### Data for this task ###
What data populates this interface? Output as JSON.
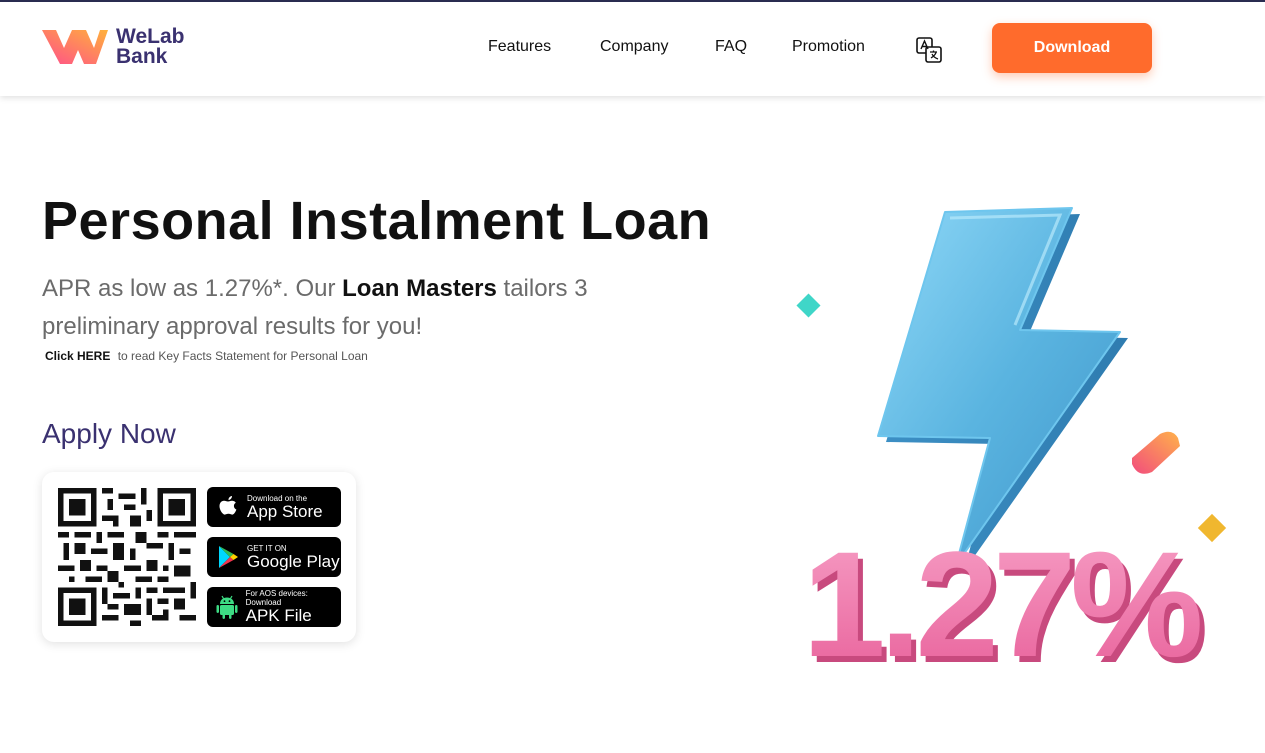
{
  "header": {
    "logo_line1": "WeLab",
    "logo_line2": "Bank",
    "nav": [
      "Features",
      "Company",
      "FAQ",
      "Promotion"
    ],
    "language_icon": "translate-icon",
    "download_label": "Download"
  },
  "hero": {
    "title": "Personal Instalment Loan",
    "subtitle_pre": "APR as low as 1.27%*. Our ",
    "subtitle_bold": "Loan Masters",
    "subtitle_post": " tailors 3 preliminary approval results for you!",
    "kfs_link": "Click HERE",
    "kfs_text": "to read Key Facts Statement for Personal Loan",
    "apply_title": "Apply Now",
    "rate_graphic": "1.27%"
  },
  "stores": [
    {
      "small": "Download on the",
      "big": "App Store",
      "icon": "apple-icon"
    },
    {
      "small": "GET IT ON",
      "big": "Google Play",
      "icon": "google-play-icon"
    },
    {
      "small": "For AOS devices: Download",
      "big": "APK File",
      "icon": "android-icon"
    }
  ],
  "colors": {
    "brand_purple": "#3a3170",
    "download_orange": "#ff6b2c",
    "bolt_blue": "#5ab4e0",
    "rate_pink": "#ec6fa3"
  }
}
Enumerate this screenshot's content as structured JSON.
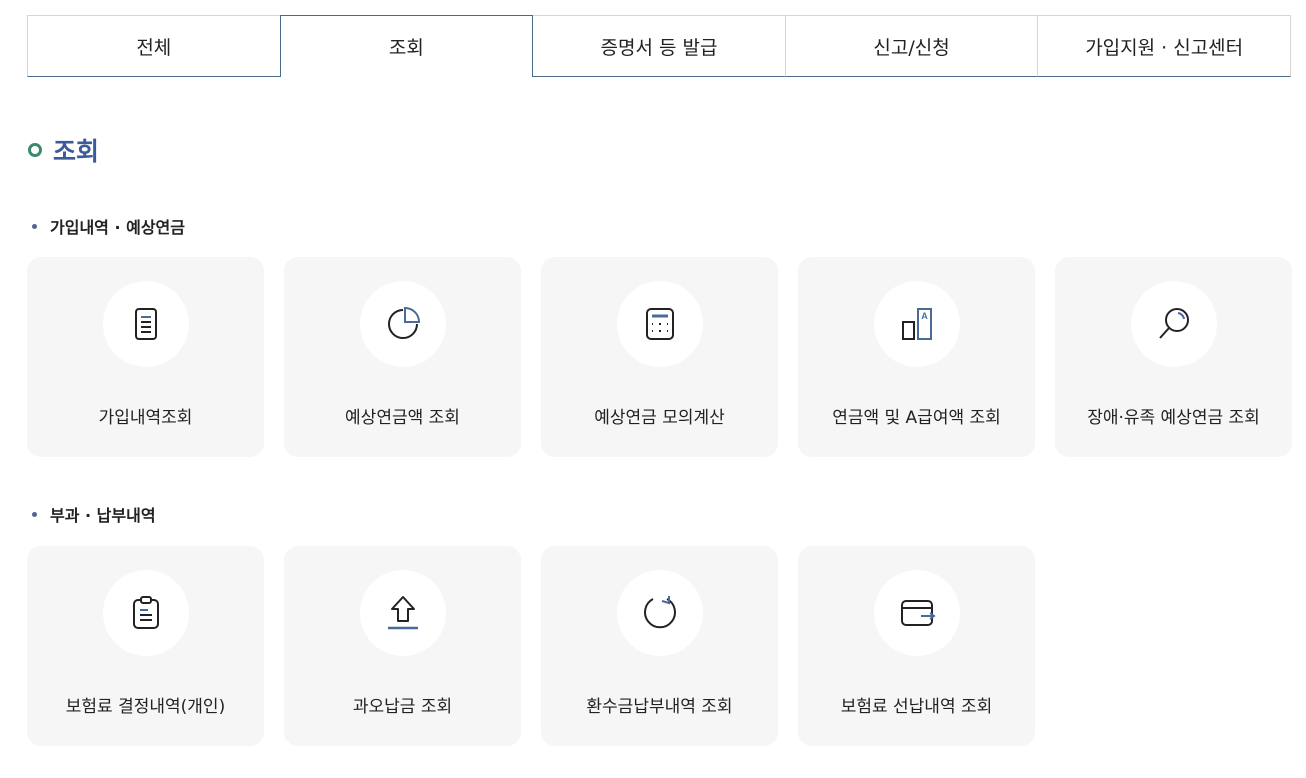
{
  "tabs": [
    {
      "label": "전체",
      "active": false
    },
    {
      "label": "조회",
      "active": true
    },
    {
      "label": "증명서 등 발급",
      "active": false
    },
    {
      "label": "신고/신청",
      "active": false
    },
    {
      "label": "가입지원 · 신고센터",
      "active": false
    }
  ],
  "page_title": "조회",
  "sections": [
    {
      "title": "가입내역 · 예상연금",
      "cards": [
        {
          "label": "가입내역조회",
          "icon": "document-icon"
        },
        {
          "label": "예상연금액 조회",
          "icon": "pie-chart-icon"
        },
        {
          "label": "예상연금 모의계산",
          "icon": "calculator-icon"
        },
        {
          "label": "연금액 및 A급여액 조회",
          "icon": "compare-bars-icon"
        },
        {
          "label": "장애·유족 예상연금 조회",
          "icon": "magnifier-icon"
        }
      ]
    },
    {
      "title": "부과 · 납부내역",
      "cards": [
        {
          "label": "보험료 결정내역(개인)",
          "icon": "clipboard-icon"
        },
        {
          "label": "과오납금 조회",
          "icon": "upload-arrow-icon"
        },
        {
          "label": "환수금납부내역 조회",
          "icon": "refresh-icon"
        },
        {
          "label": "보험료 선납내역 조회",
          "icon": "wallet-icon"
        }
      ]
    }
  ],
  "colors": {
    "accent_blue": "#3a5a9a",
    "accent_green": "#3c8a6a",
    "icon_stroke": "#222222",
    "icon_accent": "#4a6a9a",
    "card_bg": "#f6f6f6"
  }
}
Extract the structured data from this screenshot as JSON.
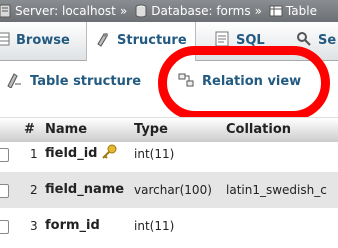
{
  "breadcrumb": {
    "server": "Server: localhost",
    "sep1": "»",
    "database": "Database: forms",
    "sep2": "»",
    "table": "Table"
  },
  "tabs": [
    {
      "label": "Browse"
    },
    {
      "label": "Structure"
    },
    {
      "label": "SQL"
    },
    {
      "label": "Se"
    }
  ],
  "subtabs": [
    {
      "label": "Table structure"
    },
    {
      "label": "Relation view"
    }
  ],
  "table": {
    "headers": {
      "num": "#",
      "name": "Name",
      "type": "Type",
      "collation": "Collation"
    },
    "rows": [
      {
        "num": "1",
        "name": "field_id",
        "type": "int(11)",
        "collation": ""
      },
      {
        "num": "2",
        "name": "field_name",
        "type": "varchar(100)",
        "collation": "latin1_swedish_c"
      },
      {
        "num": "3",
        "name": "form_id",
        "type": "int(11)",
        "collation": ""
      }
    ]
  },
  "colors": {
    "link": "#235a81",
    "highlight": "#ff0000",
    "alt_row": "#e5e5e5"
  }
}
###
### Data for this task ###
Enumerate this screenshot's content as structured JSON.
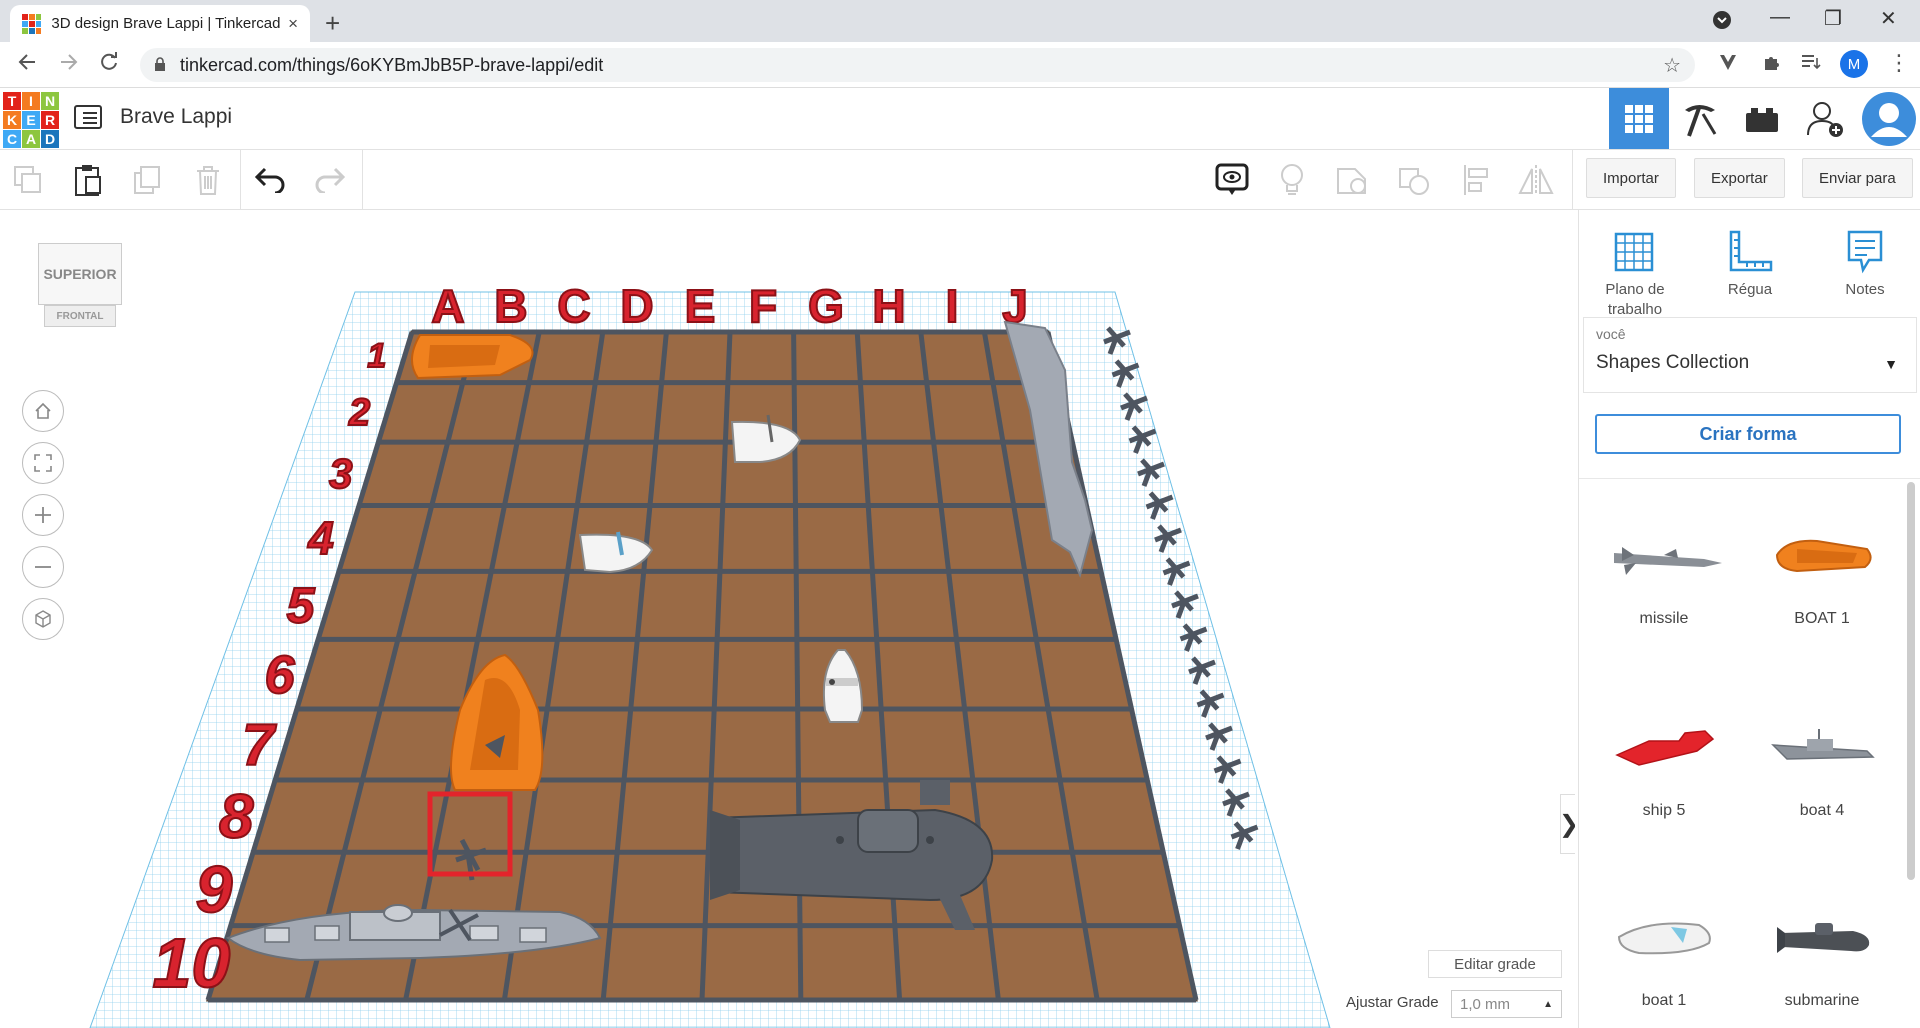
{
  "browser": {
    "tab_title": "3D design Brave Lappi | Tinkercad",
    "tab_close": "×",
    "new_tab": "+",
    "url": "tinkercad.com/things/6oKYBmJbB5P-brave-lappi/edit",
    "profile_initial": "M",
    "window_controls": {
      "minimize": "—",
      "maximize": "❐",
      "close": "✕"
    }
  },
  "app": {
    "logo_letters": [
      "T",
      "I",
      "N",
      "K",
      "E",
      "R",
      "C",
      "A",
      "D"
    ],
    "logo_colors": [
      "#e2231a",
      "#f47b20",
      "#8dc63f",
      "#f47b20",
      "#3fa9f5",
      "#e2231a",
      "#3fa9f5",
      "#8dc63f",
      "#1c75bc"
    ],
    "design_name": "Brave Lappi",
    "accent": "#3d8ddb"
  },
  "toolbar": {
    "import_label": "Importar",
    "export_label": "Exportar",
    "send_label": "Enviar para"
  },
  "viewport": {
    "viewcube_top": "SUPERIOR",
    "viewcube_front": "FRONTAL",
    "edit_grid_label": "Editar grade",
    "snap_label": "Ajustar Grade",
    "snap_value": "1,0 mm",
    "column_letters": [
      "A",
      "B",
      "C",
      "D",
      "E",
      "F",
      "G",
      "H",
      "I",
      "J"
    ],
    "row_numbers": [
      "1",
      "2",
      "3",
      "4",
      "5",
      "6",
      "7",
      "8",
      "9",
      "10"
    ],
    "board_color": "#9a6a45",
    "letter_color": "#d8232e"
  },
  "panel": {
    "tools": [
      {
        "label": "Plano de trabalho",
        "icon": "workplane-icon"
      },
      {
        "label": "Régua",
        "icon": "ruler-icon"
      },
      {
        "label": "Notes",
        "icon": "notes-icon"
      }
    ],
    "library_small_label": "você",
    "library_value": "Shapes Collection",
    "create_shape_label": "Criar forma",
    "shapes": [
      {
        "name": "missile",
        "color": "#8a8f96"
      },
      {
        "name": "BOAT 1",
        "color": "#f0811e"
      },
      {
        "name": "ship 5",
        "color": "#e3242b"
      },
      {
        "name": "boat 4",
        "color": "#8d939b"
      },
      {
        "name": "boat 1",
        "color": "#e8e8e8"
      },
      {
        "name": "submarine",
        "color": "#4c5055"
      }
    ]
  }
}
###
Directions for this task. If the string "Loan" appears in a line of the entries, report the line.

Result.
    "title": "Personal Instalment Loan",
    "subtitle_bold": "Loan Masters",
    "kfs_text": "to read Key Facts Statement for Personal Loan",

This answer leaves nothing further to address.